EXERCISE OBJECTIVE = Every word of the listing must be returned. Retype it exactly.

TASK DATA =
^^^^^^^^^^^^^^^^

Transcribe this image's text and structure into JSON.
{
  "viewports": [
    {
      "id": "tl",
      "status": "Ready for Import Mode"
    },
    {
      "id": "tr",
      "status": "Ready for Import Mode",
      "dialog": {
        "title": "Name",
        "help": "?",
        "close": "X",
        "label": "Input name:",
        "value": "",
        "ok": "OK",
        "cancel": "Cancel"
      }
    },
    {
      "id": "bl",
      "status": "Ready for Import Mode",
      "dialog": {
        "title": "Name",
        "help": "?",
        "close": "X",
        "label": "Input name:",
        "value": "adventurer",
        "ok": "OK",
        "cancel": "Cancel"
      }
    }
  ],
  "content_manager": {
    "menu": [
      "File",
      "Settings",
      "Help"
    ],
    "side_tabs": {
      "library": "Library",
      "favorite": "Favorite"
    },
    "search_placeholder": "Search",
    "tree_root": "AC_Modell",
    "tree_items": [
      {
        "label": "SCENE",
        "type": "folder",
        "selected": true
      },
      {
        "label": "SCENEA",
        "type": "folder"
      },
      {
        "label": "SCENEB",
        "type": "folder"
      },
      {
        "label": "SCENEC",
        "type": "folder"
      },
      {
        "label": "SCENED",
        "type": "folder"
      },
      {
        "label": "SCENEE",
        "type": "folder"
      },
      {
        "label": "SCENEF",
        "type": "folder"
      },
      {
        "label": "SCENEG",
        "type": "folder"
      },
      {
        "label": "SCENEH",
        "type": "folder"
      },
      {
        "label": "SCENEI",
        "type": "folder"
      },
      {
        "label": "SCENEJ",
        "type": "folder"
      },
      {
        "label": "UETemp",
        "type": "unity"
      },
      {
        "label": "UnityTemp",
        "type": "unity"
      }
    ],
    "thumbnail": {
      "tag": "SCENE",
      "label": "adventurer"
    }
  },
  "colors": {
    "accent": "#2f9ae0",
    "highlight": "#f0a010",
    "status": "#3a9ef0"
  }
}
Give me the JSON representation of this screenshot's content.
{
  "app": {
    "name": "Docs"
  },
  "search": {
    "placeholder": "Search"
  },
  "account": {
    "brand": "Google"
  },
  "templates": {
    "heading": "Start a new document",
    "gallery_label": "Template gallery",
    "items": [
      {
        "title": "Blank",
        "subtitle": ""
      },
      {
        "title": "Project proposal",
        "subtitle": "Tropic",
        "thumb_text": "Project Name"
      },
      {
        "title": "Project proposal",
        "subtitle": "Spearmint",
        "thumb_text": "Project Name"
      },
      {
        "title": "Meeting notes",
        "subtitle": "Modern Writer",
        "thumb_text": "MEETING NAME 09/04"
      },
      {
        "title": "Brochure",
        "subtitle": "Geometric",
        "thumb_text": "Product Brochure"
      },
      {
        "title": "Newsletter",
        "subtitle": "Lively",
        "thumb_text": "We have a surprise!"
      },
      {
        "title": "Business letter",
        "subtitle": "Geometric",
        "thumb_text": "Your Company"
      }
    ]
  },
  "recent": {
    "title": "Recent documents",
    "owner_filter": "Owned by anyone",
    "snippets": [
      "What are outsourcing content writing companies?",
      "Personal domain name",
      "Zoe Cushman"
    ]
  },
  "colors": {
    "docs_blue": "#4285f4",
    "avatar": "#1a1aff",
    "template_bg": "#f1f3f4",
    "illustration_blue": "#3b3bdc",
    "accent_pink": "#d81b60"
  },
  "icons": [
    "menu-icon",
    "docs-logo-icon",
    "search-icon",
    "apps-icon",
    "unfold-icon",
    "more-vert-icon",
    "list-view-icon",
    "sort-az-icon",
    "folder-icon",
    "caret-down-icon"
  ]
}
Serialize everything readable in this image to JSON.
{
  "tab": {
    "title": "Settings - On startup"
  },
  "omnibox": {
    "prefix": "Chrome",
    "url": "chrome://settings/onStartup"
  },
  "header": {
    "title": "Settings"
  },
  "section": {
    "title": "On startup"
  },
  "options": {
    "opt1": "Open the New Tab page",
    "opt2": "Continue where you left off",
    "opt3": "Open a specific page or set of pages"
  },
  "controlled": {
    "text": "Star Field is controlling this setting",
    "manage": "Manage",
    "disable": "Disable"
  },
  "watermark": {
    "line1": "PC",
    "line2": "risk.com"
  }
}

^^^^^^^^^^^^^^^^

EXPECTED OUTPUT =
Transcribe this image's text and structure into JSON.
{
  "viewports": [
    {
      "id": "tl",
      "status": "Ready for Import Mode"
    },
    {
      "id": "tr",
      "status": "Ready for Import Mode",
      "dialog": {
        "title": "Name",
        "help": "?",
        "close": "X",
        "label": "Input name:",
        "value": "",
        "ok": "OK",
        "cancel": "Cancel"
      }
    },
    {
      "id": "bl",
      "status": "Ready for Import Mode",
      "dialog": {
        "title": "Name",
        "help": "?",
        "close": "X",
        "label": "Input name:",
        "value": "adventurer",
        "ok": "OK",
        "cancel": "Cancel"
      }
    }
  ],
  "content_manager": {
    "menu": [
      "File",
      "Settings",
      "Help"
    ],
    "side_tabs": {
      "library": "Library",
      "favorite": "Favorite"
    },
    "search_placeholder": "Search",
    "tree_root": "AC_Modell",
    "tree_items": [
      {
        "label": "SCENE",
        "type": "folder",
        "selected": true
      },
      {
        "label": "SCENEA",
        "type": "folder"
      },
      {
        "label": "SCENEB",
        "type": "folder"
      },
      {
        "label": "SCENEC",
        "type": "folder"
      },
      {
        "label": "SCENED",
        "type": "folder"
      },
      {
        "label": "SCENEE",
        "type": "folder"
      },
      {
        "label": "SCENEF",
        "type": "folder"
      },
      {
        "label": "SCENEG",
        "type": "folder"
      },
      {
        "label": "SCENEH",
        "type": "folder"
      },
      {
        "label": "SCENEI",
        "type": "folder"
      },
      {
        "label": "SCENEJ",
        "type": "folder"
      },
      {
        "label": "UETemp",
        "type": "unity"
      },
      {
        "label": "UnityTemp",
        "type": "unity"
      }
    ],
    "thumbnail": {
      "tag": "SCENE",
      "label": "adventurer"
    }
  },
  "colors": {
    "accent": "#2f9ae0",
    "highlight": "#f0a010",
    "status": "#3a9ef0"
  }
}
Give me the JSON representation of this screenshot's content.
{
  "app": {
    "name": "Docs"
  },
  "search": {
    "placeholder": "Search"
  },
  "account": {
    "brand": "Google"
  },
  "templates": {
    "heading": "Start a new document",
    "gallery_label": "Template gallery",
    "items": [
      {
        "title": "Blank",
        "subtitle": ""
      },
      {
        "title": "Project proposal",
        "subtitle": "Tropic",
        "thumb_text": "Project Name"
      },
      {
        "title": "Project proposal",
        "subtitle": "Spearmint",
        "thumb_text": "Project Name"
      },
      {
        "title": "Meeting notes",
        "subtitle": "Modern Writer",
        "thumb_text": "MEETING NAME 09/04"
      },
      {
        "title": "Brochure",
        "subtitle": "Geometric",
        "thumb_text": "Product Brochure"
      },
      {
        "title": "Newsletter",
        "subtitle": "Lively",
        "thumb_text": "We have a surprise!"
      },
      {
        "title": "Business letter",
        "subtitle": "Geometric",
        "thumb_text": "Your Company"
      }
    ]
  },
  "recent": {
    "title": "Recent documents",
    "owner_filter": "Owned by anyone",
    "snippets": [
      "What are outsourcing content writing companies?",
      "Personal domain name",
      "Zoe Cushman"
    ]
  },
  "colors": {
    "docs_blue": "#4285f4",
    "avatar": "#1a1aff",
    "template_bg": "#f1f3f4",
    "illustration_blue": "#3b3bdc",
    "accent_pink": "#d81b60"
  },
  "icons": [
    "menu-icon",
    "docs-logo-icon",
    "search-icon",
    "apps-icon",
    "unfold-icon",
    "more-vert-icon",
    "list-view-icon",
    "sort-az-icon",
    "folder-icon",
    "caret-down-icon"
  ]
}
Serialize everything readable in this image to JSON.
{
  "tab": {
    "title": "Settings - On startup"
  },
  "omnibox": {
    "prefix": "Chrome",
    "url": "chrome://settings/onStartup"
  },
  "header": {
    "title": "Settings"
  },
  "section": {
    "title": "On startup"
  },
  "options": {
    "opt1": "Open the New Tab page",
    "opt2": "Continue where you left off",
    "opt3": "Open a specific page or set of pages"
  },
  "controlled": {
    "text": "Star Field is controlling this setting",
    "manage": "Manage",
    "disable": "Disable"
  },
  "watermark": {
    "line1": "PC",
    "line2": "risk.com"
  }
}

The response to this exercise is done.